If you were looking for signs in New Zealand of the voter anger that has brought Donald Trump to the White House, then the opening shots in the Mt Roskill by-election would have been a disappointment.

Instead, the first candidates’ debate was a raucous affair punctuated by protest signs, loud interjections, jeering and all round noise.

But there was no rejection of the political process; rather it seemed that the participants and the audience all took the chance to make their points as loudly as they could.

Labour’s Michael Wood and National List MP, Parmjeet Parmar, debated in front of a packed Three Kings Community Centre crowd.

The walls of the centre were lined with silent Indian students holding aloft signs demanding that they not be deported.

They were students who have been caught up in immigration rorts by India-based immigration agents.

Other protesters were not silent.

Tua Schuster — an independent candidate — suddenly interrupted proceedings and angrily (and loudly) demanded that he be included.

He wasn’t and the debate moved on though it was subject to constant interruptions as supporters of one or other of the candidates loudly jeered, yelled interjections, applauded or just laughed.


There was, however, one concession to Trump, immigration in this heavily immigrant electorate was an issue.

Wood said the fact that we had record levels of immigration made no sense in the middle of a housing crisis and when he had huge infrastructure needs.

“Labour’s policy is to review immigration levels and look to turn the tap down.”

(That statement was greeted by loud jeers from Parmar’s supporters.)

“We need to ensure that we can have affordable housing for all people no matter where they come from,” he said.

Parmar said immigration was part of our society.

“Blaming immigrants for house prices is not fair,” she said.

“It’s about giving a fair opportunity to each and every person who makes New Zealand their home.”

As would be expected in any Auckland electorate at present, housing is an issue in the campaign.

Once Mt Roskill was a blue collar state house suburb; now those state houses are full of immigrants and people wanting to buy a house can expect to pay $1,000,000.

Wood said housing was the biggest challenge the Mt Roskill community faced.

“The thing I always say about Mt Roskill historically is that it is a place where people can come to get a start in life.

“You could always afford a house in Mt Roskill, put some roots down and contribute back.

“That’s been lost.

“We’ve got to tackle it on the supply side by building affordable houses.

“And we have to tackle the speculators – the demand side.

“We cannot have overseas speculators driving up house prices for the benefit of people overseas.

“We’ll ban foreign investment in houses in this country.”

That statement was greeted with widespread applause across the various groups in the hall.

Wood also told POLITIK  that there was a major problem with land banking in the electorate; that there was ample land on which to build houses but developers refused to release it.

Parmar defended the Government’s special housing areas policy in Auckland and accused Wood of joining with the Greens in attempting to drive house prices down by 50%.

That was not the only accusation she flung at Wood — she also wanted to know why, if he was so committed to Mt Roskill, he had stood in other electorates around Auckland.

A good deal of that was lost in general noise as the audience shouted back at her.

Crime was also discussed.

Wood says it is a major issue in the campaign.

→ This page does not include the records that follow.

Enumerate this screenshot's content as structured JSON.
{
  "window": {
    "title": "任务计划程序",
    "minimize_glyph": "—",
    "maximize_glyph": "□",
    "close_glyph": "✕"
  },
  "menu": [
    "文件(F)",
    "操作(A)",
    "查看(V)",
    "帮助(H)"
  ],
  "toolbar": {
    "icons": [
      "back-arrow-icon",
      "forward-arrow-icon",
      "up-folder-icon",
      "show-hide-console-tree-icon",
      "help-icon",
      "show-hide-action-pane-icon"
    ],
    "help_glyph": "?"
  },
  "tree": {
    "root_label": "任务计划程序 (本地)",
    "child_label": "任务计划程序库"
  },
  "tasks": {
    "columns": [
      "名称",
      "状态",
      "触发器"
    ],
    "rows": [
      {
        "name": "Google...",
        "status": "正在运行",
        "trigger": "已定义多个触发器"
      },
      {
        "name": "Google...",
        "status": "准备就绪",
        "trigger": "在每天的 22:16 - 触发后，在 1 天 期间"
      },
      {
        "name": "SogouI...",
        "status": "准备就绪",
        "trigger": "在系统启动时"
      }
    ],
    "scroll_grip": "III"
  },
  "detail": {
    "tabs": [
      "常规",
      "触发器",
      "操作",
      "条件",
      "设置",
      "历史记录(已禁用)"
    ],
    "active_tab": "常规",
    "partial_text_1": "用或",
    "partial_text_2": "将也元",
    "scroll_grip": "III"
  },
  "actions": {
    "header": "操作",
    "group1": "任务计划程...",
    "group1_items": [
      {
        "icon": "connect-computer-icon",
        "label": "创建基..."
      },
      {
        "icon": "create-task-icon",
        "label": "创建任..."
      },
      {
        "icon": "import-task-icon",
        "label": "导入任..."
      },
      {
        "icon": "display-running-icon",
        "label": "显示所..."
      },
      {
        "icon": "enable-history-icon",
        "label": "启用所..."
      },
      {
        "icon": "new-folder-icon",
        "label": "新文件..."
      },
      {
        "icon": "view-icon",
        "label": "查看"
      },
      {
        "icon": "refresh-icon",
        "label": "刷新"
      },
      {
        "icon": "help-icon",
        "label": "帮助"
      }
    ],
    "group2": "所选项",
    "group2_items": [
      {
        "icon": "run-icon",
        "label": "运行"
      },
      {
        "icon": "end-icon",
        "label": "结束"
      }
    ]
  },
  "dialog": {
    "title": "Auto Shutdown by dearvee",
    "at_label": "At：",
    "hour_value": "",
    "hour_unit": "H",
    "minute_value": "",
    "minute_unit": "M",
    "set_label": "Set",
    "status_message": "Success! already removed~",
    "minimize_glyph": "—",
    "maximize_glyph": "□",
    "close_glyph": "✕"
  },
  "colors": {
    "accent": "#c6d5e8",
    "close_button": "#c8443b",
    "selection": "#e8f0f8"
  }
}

He cites the case of the liquor store owners just over the road from his campaign office who has been held up three times in three weeks and was hit over the head with a piece of 4 x 2.

He wants more police.

And he wants the Mt Roskill police station re-opened which Parmar claimed had not been closed.

But this was all local retail politics in New Zealand with an engaged audience who all obviously felt able to inject their own views into the debate even if the way they did disregarded any sense of courtesy or respect for their opponents.

NZ First Leader Winston Peters, however in a speech in Marlborough,  saw parallels between his own political position on most things and Donald Trump.

““This is yet again a dramatic lesson for the commentariat, pollsters and the political establishment

“The greatest message for the elite is that the ordinary people in the Western world are not going to go on being ignored.

“The pollsters and media got it wrong because they refused to see what is happening in America and this is not a Republican victory over the Democrats, this is a rejection of  neo-liberalism or, in plain words, the elite enriching themselves at the expense of the hard-working, law-abiding middle-class and workers.”

But as the Mt Roskill meeting showed, the New Zealand political process can accommodate those tensions much more readily than the American system.